Task to carry out: Please set out each line below exactly as it stands, without the images.

(Component data from apps and pages)
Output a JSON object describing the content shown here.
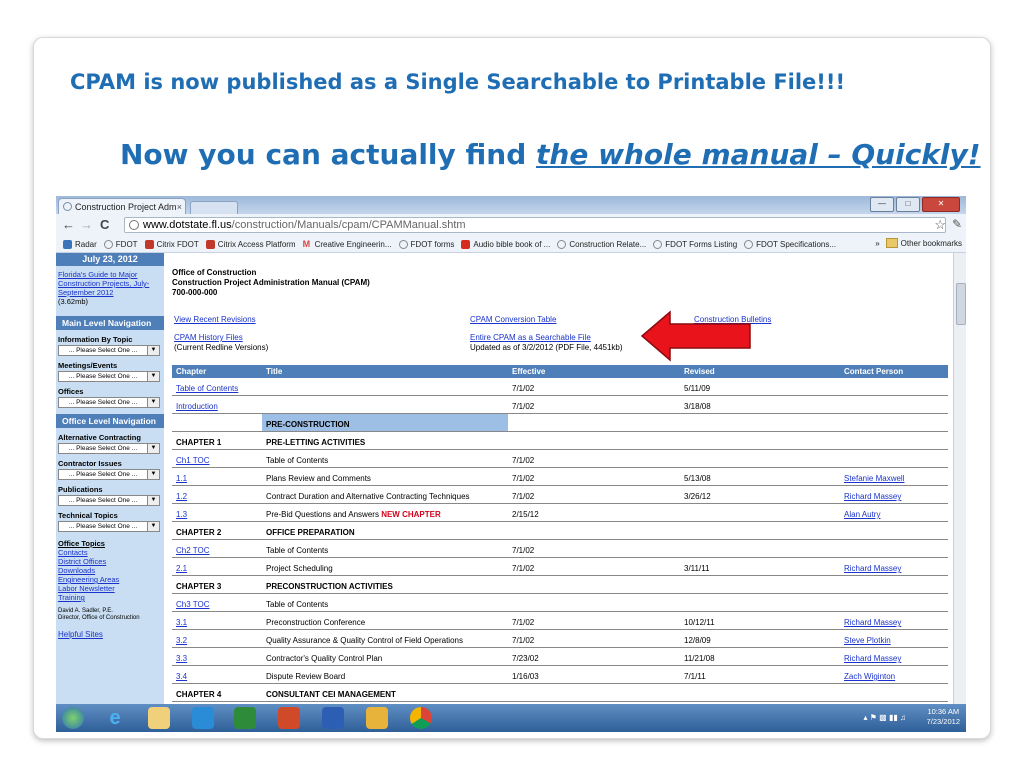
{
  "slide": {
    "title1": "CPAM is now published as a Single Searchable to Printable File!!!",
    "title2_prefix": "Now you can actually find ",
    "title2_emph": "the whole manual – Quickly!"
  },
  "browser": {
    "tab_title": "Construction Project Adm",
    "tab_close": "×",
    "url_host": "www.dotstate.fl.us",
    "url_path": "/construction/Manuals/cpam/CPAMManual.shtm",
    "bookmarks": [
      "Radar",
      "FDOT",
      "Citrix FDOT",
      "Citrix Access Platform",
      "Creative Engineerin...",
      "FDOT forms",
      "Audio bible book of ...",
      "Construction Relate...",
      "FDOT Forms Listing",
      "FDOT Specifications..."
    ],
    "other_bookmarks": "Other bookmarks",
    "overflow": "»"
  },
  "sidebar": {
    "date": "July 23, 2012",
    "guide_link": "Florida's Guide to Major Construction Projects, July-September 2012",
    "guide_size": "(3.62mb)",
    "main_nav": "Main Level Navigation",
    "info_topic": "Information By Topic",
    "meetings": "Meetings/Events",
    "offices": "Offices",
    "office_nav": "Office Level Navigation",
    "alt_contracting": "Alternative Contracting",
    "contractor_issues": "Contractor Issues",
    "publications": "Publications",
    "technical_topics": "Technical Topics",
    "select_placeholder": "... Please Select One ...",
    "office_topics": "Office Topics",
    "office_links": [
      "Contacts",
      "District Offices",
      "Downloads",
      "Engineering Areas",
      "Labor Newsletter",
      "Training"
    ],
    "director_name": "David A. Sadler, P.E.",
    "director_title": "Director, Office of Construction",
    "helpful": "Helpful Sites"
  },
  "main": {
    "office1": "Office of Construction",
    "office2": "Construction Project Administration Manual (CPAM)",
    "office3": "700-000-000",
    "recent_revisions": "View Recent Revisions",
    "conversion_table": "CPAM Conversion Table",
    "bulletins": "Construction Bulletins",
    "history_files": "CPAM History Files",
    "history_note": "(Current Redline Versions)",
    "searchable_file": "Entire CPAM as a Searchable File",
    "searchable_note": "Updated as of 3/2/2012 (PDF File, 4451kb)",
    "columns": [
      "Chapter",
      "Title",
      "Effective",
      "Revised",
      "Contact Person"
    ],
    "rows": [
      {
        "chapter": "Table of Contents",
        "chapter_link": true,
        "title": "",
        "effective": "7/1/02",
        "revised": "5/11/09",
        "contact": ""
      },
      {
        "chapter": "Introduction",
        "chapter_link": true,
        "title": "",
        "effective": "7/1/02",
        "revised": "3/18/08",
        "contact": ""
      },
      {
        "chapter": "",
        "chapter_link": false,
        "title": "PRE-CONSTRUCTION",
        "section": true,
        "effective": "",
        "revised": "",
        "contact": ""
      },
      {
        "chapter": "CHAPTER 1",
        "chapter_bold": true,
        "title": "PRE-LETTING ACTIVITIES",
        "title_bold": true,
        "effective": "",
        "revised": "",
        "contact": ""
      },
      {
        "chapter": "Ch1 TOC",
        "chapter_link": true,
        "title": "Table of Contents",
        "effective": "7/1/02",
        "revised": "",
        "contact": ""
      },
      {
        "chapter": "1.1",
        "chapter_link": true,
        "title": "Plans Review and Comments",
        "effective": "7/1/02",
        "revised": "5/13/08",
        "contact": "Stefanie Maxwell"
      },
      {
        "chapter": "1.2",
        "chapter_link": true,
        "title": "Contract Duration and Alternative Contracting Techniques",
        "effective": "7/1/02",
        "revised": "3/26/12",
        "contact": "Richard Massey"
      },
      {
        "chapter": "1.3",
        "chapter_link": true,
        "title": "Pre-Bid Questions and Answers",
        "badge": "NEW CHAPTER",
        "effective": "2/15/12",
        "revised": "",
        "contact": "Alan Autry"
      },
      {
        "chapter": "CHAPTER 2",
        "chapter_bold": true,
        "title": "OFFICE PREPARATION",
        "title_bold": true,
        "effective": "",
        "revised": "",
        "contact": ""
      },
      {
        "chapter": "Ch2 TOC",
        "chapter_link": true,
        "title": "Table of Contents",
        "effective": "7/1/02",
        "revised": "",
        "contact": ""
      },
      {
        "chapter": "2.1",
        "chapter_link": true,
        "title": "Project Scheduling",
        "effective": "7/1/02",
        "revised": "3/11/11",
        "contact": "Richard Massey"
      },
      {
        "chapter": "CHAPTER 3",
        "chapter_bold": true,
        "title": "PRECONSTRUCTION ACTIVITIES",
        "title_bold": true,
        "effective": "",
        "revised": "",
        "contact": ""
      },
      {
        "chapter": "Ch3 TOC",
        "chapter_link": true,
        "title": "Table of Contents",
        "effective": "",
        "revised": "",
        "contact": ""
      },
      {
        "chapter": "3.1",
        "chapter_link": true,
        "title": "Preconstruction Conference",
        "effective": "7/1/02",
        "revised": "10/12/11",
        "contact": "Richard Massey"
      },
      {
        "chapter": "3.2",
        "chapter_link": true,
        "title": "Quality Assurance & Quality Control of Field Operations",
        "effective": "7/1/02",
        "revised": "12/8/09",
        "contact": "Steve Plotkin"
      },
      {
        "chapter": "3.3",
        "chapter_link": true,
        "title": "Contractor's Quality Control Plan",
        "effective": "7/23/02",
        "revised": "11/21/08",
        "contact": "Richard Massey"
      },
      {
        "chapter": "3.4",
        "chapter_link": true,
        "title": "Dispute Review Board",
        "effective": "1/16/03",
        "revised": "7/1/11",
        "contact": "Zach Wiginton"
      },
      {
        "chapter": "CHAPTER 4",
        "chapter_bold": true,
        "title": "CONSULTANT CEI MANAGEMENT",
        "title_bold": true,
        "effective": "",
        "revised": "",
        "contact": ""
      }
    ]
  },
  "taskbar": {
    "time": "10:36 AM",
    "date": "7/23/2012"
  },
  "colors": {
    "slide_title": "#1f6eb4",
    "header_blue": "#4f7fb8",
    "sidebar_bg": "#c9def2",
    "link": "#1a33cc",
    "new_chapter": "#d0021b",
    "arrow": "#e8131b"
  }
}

Answer to the exercise:
Output a JSON object describing the content shown here.
{
  "slide": {
    "title1": "CPAM is now published as a Single Searchable to Printable File!!!",
    "title2_prefix": "Now you can actually find ",
    "title2_emph": "the whole manual – Quickly!"
  },
  "browser": {
    "tab_title": "Construction Project Adm",
    "tab_close": "×",
    "url_host": "www.dotstate.fl.us",
    "url_path": "/construction/Manuals/cpam/CPAMManual.shtm",
    "bookmarks": [
      "Radar",
      "FDOT",
      "Citrix FDOT",
      "Citrix Access Platform",
      "Creative Engineerin...",
      "FDOT forms",
      "Audio bible book of ...",
      "Construction Relate...",
      "FDOT Forms Listing",
      "FDOT Specifications..."
    ],
    "other_bookmarks": "Other bookmarks",
    "overflow": "»"
  },
  "sidebar": {
    "date": "July 23, 2012",
    "guide_link": "Florida's Guide to Major Construction Projects, July-September 2012",
    "guide_size": "(3.62mb)",
    "main_nav": "Main Level Navigation",
    "info_topic": "Information By Topic",
    "meetings": "Meetings/Events",
    "offices": "Offices",
    "office_nav": "Office Level Navigation",
    "alt_contracting": "Alternative Contracting",
    "contractor_issues": "Contractor Issues",
    "publications": "Publications",
    "technical_topics": "Technical Topics",
    "select_placeholder": "... Please Select One ...",
    "office_topics": "Office Topics",
    "office_links": [
      "Contacts",
      "District Offices",
      "Downloads",
      "Engineering Areas",
      "Labor Newsletter",
      "Training"
    ],
    "director_name": "David A. Sadler, P.E.",
    "director_title": "Director, Office of Construction",
    "helpful": "Helpful Sites"
  },
  "main": {
    "office1": "Office of Construction",
    "office2": "Construction Project Administration Manual (CPAM)",
    "office3": "700-000-000",
    "recent_revisions": "View Recent Revisions",
    "conversion_table": "CPAM Conversion Table",
    "bulletins": "Construction Bulletins",
    "history_files": "CPAM History Files",
    "history_note": "(Current Redline Versions)",
    "searchable_file": "Entire CPAM as a Searchable File",
    "searchable_note": "Updated as of 3/2/2012 (PDF File, 4451kb)",
    "columns": [
      "Chapter",
      "Title",
      "Effective",
      "Revised",
      "Contact Person"
    ],
    "rows": [
      {
        "chapter": "Table of Contents",
        "chapter_link": true,
        "title": "",
        "effective": "7/1/02",
        "revised": "5/11/09",
        "contact": ""
      },
      {
        "chapter": "Introduction",
        "chapter_link": true,
        "title": "",
        "effective": "7/1/02",
        "revised": "3/18/08",
        "contact": ""
      },
      {
        "chapter": "",
        "chapter_link": false,
        "title": "PRE-CONSTRUCTION",
        "section": true,
        "effective": "",
        "revised": "",
        "contact": ""
      },
      {
        "chapter": "CHAPTER 1",
        "chapter_bold": true,
        "title": "PRE-LETTING ACTIVITIES",
        "title_bold": true,
        "effective": "",
        "revised": "",
        "contact": ""
      },
      {
        "chapter": "Ch1 TOC",
        "chapter_link": true,
        "title": "Table of Contents",
        "effective": "7/1/02",
        "revised": "",
        "contact": ""
      },
      {
        "chapter": "1.1",
        "chapter_link": true,
        "title": "Plans Review and Comments",
        "effective": "7/1/02",
        "revised": "5/13/08",
        "contact": "Stefanie Maxwell"
      },
      {
        "chapter": "1.2",
        "chapter_link": true,
        "title": "Contract Duration and Alternative Contracting Techniques",
        "effective": "7/1/02",
        "revised": "3/26/12",
        "contact": "Richard Massey"
      },
      {
        "chapter": "1.3",
        "chapter_link": true,
        "title": "Pre-Bid Questions and Answers",
        "badge": "NEW CHAPTER",
        "effective": "2/15/12",
        "revised": "",
        "contact": "Alan Autry"
      },
      {
        "chapter": "CHAPTER 2",
        "chapter_bold": true,
        "title": "OFFICE PREPARATION",
        "title_bold": true,
        "effective": "",
        "revised": "",
        "contact": ""
      },
      {
        "chapter": "Ch2 TOC",
        "chapter_link": true,
        "title": "Table of Contents",
        "effective": "7/1/02",
        "revised": "",
        "contact": ""
      },
      {
        "chapter": "2.1",
        "chapter_link": true,
        "title": "Project Scheduling",
        "effective": "7/1/02",
        "revised": "3/11/11",
        "contact": "Richard Massey"
      },
      {
        "chapter": "CHAPTER 3",
        "chapter_bold": true,
        "title": "PRECONSTRUCTION ACTIVITIES",
        "title_bold": true,
        "effective": "",
        "revised": "",
        "contact": ""
      },
      {
        "chapter": "Ch3 TOC",
        "chapter_link": true,
        "title": "Table of Contents",
        "effective": "",
        "revised": "",
        "contact": ""
      },
      {
        "chapter": "3.1",
        "chapter_link": true,
        "title": "Preconstruction Conference",
        "effective": "7/1/02",
        "revised": "10/12/11",
        "contact": "Richard Massey"
      },
      {
        "chapter": "3.2",
        "chapter_link": true,
        "title": "Quality Assurance & Quality Control of Field Operations",
        "effective": "7/1/02",
        "revised": "12/8/09",
        "contact": "Steve Plotkin"
      },
      {
        "chapter": "3.3",
        "chapter_link": true,
        "title": "Contractor's Quality Control Plan",
        "effective": "7/23/02",
        "revised": "11/21/08",
        "contact": "Richard Massey"
      },
      {
        "chapter": "3.4",
        "chapter_link": true,
        "title": "Dispute Review Board",
        "effective": "1/16/03",
        "revised": "7/1/11",
        "contact": "Zach Wiginton"
      },
      {
        "chapter": "CHAPTER 4",
        "chapter_bold": true,
        "title": "CONSULTANT CEI MANAGEMENT",
        "title_bold": true,
        "effective": "",
        "revised": "",
        "contact": ""
      }
    ]
  },
  "taskbar": {
    "time": "10:36 AM",
    "date": "7/23/2012"
  },
  "colors": {
    "slide_title": "#1f6eb4",
    "header_blue": "#4f7fb8",
    "sidebar_bg": "#c9def2",
    "link": "#1a33cc",
    "new_chapter": "#d0021b",
    "arrow": "#e8131b"
  }
}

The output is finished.